As the program continued to expand, so too did the number of schools
accepting voucher students.
During 2011-12, the first year of the program, 241 schools statewide
participated. That number increased to 289 for the 2012-13 school year and
313 for the 2013-14 school year.
Barry Lynn, executive director of Americans United for Separation of Church
and State, said most people don’t disapprove of vouchers on principle.
“But when you look at what’s being taught . and what vouchers are supporting
through monies that would otherwise be going to public schools, it starts to
bother people who were neutral about the issue,” he said.
Lynn said one example is private schools that continue to teach creationism,
despite having dozens, if not hundreds, of students enrolled with
“If this were a public school or a charter school that was teaching
creationism, I cannot imagine a court would allow it to continue,” he said.
But bringing a case against private schools that continue to teach
creationism and intelligent design could be difficult, some experts say.
Charlie Russo, a University of Dayton law professor who has studied voucher
programs, said perhaps the greatest challenge could be getting the issue
into a courtroom. Russo said although it takes only one person to file a
lawsuit, the courts can be selective about who that person must be.
“It becomes an issue of standing, a question that courts go back and forth
on. Do I have standing as a taxpayer to challenge it?” Russo said. “That’s
not a slam-dunk question. It depends on how it’s framed to the court.”
A parent of a student in one of the schools would have a good chance of
winning a court case, he said.
“I don’t see this practice surviving a serious challenge,” Russo said. “To
apply these relatively clear principles - can you use public money to
essentially pay for what is religious indoctrination - and the answer is
pretty clearly no.”
However, parents willing to speak against the school where they have chosen

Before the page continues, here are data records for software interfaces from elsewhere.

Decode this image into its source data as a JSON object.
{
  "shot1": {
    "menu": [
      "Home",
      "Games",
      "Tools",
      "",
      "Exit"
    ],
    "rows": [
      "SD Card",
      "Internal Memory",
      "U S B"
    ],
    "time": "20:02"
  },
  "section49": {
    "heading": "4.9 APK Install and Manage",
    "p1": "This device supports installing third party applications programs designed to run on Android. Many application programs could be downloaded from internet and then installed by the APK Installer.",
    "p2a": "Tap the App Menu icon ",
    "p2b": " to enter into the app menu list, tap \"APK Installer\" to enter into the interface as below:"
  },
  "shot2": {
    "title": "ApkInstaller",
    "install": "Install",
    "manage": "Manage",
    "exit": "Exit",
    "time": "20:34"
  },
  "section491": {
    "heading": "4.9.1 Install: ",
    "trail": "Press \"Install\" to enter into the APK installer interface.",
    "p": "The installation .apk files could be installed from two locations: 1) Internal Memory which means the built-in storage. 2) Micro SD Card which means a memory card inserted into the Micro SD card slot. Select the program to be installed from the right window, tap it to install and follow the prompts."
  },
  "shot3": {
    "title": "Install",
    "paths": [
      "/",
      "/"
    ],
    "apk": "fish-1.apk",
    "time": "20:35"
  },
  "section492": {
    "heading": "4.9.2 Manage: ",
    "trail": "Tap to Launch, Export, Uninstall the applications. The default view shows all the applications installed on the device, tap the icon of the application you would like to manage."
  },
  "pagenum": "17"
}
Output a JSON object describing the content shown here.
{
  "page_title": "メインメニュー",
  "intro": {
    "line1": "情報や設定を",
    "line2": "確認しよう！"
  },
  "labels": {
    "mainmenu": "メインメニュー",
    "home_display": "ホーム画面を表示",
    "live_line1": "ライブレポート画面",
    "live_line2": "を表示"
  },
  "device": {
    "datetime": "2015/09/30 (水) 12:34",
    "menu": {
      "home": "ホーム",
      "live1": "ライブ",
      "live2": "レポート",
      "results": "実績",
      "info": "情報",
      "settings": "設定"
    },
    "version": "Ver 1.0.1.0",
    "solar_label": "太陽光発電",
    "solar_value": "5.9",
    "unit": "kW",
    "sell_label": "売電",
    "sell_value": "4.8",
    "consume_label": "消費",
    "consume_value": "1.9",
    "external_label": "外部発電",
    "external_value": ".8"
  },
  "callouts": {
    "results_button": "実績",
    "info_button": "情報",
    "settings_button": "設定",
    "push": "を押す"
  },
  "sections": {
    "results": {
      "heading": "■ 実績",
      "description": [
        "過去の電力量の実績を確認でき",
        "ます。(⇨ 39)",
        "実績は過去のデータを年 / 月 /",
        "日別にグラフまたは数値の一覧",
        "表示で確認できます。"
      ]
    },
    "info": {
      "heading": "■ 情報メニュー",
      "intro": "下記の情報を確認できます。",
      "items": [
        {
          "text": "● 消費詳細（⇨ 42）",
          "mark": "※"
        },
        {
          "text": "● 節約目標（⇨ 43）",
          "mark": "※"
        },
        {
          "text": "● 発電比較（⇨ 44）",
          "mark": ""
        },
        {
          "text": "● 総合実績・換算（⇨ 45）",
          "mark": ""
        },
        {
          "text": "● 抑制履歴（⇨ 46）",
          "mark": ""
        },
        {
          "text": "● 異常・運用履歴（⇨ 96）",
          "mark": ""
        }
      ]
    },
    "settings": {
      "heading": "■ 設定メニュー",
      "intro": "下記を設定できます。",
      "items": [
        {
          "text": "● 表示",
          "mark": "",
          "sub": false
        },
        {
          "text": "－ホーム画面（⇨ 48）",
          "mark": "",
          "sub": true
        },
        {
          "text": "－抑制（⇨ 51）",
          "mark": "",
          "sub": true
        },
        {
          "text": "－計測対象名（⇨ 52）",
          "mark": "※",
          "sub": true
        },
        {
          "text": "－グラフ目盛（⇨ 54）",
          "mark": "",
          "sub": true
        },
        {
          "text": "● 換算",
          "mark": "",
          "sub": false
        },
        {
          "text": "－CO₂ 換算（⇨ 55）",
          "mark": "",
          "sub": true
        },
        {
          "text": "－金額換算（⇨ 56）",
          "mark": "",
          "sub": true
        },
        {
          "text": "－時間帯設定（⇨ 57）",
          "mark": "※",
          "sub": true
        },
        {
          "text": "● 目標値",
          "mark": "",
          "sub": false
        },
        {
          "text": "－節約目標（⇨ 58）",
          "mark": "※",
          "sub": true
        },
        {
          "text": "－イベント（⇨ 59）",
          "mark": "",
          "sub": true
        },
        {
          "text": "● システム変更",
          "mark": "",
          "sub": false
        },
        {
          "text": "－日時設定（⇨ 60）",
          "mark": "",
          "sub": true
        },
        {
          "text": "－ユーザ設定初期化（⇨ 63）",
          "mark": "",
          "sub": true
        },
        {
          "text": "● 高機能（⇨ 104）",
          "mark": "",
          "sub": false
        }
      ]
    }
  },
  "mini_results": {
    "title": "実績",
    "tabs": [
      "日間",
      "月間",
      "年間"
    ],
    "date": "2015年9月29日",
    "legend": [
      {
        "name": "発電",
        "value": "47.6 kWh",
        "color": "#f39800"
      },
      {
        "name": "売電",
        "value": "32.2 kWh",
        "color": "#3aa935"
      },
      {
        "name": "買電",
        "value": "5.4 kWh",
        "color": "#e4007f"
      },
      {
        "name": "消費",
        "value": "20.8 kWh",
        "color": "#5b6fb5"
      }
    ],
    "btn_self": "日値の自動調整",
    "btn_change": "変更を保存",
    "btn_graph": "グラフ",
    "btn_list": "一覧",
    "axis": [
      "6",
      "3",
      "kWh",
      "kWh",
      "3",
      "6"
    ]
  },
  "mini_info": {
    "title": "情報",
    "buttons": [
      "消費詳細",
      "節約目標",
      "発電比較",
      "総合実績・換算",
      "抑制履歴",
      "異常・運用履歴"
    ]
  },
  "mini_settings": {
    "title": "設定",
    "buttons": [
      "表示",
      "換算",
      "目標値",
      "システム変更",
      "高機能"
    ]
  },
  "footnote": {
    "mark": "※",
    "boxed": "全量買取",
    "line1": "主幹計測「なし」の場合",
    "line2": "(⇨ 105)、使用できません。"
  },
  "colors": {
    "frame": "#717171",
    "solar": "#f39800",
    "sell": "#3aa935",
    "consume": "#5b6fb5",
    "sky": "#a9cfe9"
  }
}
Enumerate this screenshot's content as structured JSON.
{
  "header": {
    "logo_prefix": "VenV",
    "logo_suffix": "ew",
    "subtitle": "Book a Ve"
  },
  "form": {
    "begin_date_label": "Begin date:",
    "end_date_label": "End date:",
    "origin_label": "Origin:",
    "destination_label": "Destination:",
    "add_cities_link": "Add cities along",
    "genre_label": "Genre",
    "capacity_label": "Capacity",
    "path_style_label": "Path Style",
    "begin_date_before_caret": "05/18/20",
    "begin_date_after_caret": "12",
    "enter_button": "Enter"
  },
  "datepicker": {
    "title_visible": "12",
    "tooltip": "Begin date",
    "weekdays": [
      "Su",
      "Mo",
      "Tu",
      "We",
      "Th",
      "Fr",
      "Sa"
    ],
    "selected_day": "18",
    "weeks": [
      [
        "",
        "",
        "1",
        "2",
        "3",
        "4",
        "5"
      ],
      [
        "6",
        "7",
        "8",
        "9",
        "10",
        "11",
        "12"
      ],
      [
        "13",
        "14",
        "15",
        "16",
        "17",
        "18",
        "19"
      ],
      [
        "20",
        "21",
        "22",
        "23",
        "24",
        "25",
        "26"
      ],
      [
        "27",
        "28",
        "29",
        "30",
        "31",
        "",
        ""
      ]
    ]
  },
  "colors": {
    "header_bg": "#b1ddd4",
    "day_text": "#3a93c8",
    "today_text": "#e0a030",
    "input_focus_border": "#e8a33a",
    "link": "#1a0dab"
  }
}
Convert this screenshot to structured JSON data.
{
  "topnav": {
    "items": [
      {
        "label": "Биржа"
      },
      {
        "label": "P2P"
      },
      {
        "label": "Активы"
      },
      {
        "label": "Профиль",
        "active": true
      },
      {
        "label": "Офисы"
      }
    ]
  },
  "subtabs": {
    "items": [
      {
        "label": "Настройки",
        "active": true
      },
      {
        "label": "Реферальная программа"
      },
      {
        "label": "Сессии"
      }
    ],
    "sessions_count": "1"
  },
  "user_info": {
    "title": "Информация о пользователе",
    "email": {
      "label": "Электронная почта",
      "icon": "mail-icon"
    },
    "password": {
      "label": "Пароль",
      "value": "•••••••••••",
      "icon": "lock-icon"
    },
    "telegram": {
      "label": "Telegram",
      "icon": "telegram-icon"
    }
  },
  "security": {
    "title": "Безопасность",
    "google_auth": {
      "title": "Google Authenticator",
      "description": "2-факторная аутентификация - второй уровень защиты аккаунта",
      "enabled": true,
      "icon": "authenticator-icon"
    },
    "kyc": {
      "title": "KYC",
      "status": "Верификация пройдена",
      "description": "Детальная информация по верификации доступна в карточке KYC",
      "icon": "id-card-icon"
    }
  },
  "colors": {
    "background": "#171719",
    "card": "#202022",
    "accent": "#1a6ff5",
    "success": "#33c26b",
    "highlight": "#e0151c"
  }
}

to send their child would be unusual, he added.
“It’s a slippery slope, so now the question is, when and where does it
start?” Russo said.